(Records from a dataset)
____
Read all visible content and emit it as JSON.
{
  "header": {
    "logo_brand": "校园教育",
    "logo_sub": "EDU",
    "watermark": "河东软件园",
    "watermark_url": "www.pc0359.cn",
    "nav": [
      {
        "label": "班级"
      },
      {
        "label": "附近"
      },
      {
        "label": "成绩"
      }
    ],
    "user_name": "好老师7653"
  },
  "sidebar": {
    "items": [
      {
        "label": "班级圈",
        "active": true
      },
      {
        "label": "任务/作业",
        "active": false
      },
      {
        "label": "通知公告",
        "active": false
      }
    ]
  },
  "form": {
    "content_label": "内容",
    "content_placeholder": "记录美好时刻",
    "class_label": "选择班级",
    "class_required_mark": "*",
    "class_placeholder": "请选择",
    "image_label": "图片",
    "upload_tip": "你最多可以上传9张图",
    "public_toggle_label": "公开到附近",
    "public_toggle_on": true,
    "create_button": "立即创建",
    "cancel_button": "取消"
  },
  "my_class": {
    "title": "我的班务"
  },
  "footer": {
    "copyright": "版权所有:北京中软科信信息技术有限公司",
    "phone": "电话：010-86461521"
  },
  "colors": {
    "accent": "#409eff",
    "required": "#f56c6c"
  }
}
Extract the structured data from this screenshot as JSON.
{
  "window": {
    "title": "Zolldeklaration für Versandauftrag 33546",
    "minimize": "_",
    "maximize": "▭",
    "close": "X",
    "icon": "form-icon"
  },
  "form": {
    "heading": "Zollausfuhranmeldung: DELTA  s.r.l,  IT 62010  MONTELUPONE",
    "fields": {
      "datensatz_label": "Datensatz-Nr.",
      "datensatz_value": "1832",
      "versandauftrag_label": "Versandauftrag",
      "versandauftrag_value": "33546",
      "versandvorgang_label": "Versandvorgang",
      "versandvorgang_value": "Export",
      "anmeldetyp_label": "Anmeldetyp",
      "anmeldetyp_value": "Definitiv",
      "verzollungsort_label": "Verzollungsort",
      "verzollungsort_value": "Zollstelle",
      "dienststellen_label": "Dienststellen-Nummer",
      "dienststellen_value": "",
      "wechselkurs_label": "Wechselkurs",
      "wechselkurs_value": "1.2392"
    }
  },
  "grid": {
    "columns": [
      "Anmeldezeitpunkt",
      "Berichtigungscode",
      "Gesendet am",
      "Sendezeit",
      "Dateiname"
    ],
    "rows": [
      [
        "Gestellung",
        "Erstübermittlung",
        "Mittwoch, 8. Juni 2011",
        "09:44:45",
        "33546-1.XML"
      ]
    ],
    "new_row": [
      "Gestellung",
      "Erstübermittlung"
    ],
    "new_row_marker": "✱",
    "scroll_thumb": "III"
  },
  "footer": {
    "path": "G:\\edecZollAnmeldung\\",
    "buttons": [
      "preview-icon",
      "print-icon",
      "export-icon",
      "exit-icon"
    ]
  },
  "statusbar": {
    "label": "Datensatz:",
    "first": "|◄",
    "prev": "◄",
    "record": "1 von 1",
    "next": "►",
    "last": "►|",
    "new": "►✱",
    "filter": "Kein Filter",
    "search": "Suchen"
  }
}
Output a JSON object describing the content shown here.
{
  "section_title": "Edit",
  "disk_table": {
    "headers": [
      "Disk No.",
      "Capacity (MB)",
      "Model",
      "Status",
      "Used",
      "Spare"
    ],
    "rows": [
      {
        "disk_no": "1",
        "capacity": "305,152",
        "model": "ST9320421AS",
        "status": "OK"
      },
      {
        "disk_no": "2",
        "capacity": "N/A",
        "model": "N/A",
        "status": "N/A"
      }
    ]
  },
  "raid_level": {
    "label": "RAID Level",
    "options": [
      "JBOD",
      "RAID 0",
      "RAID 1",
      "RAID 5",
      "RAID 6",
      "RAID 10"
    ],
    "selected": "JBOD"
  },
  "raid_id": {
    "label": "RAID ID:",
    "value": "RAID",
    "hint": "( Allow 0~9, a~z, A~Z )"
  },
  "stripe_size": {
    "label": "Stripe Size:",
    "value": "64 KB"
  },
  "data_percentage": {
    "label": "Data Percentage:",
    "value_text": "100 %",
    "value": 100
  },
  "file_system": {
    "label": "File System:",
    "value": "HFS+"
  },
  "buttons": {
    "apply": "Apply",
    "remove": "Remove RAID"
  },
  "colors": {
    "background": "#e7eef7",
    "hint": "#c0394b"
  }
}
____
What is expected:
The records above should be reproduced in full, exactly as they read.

Solution to the problem:
Read all visible content and emit it as JSON.
{
  "header": {
    "logo_brand": "校园教育",
    "logo_sub": "EDU",
    "watermark": "河东软件园",
    "watermark_url": "www.pc0359.cn",
    "nav": [
      {
        "label": "班级"
      },
      {
        "label": "附近"
      },
      {
        "label": "成绩"
      }
    ],
    "user_name": "好老师7653"
  },
  "sidebar": {
    "items": [
      {
        "label": "班级圈",
        "active": true
      },
      {
        "label": "任务/作业",
        "active": false
      },
      {
        "label": "通知公告",
        "active": false
      }
    ]
  },
  "form": {
    "content_label": "内容",
    "content_placeholder": "记录美好时刻",
    "class_label": "选择班级",
    "class_required_mark": "*",
    "class_placeholder": "请选择",
    "image_label": "图片",
    "upload_tip": "你最多可以上传9张图",
    "public_toggle_label": "公开到附近",
    "public_toggle_on": true,
    "create_button": "立即创建",
    "cancel_button": "取消"
  },
  "my_class": {
    "title": "我的班务"
  },
  "footer": {
    "copyright": "版权所有:北京中软科信信息技术有限公司",
    "phone": "电话：010-86461521"
  },
  "colors": {
    "accent": "#409eff",
    "required": "#f56c6c"
  }
}
Extract the structured data from this screenshot as JSON.
{
  "window": {
    "title": "Zolldeklaration für Versandauftrag 33546",
    "minimize": "_",
    "maximize": "▭",
    "close": "X",
    "icon": "form-icon"
  },
  "form": {
    "heading": "Zollausfuhranmeldung: DELTA  s.r.l,  IT 62010  MONTELUPONE",
    "fields": {
      "datensatz_label": "Datensatz-Nr.",
      "datensatz_value": "1832",
      "versandauftrag_label": "Versandauftrag",
      "versandauftrag_value": "33546",
      "versandvorgang_label": "Versandvorgang",
      "versandvorgang_value": "Export",
      "anmeldetyp_label": "Anmeldetyp",
      "anmeldetyp_value": "Definitiv",
      "verzollungsort_label": "Verzollungsort",
      "verzollungsort_value": "Zollstelle",
      "dienststellen_label": "Dienststellen-Nummer",
      "dienststellen_value": "",
      "wechselkurs_label": "Wechselkurs",
      "wechselkurs_value": "1.2392"
    }
  },
  "grid": {
    "columns": [
      "Anmeldezeitpunkt",
      "Berichtigungscode",
      "Gesendet am",
      "Sendezeit",
      "Dateiname"
    ],
    "rows": [
      [
        "Gestellung",
        "Erstübermittlung",
        "Mittwoch, 8. Juni 2011",
        "09:44:45",
        "33546-1.XML"
      ]
    ],
    "new_row": [
      "Gestellung",
      "Erstübermittlung"
    ],
    "new_row_marker": "✱",
    "scroll_thumb": "III"
  },
  "footer": {
    "path": "G:\\edecZollAnmeldung\\",
    "buttons": [
      "preview-icon",
      "print-icon",
      "export-icon",
      "exit-icon"
    ]
  },
  "statusbar": {
    "label": "Datensatz:",
    "first": "|◄",
    "prev": "◄",
    "record": "1 von 1",
    "next": "►",
    "last": "►|",
    "new": "►✱",
    "filter": "Kein Filter",
    "search": "Suchen"
  }
}
Output a JSON object describing the content shown here.
{
  "section_title": "Edit",
  "disk_table": {
    "headers": [
      "Disk No.",
      "Capacity (MB)",
      "Model",
      "Status",
      "Used",
      "Spare"
    ],
    "rows": [
      {
        "disk_no": "1",
        "capacity": "305,152",
        "model": "ST9320421AS",
        "status": "OK"
      },
      {
        "disk_no": "2",
        "capacity": "N/A",
        "model": "N/A",
        "status": "N/A"
      }
    ]
  },
  "raid_level": {
    "label": "RAID Level",
    "options": [
      "JBOD",
      "RAID 0",
      "RAID 1",
      "RAID 5",
      "RAID 6",
      "RAID 10"
    ],
    "selected": "JBOD"
  },
  "raid_id": {
    "label": "RAID ID:",
    "value": "RAID",
    "hint": "( Allow 0~9, a~z, A~Z )"
  },
  "stripe_size": {
    "label": "Stripe Size:",
    "value": "64 KB"
  },
  "data_percentage": {
    "label": "Data Percentage:",
    "value_text": "100 %",
    "value": 100
  },
  "file_system": {
    "label": "File System:",
    "value": "HFS+"
  },
  "buttons": {
    "apply": "Apply",
    "remove": "Remove RAID"
  },
  "colors": {
    "background": "#e7eef7",
    "hint": "#c0394b"
  }
}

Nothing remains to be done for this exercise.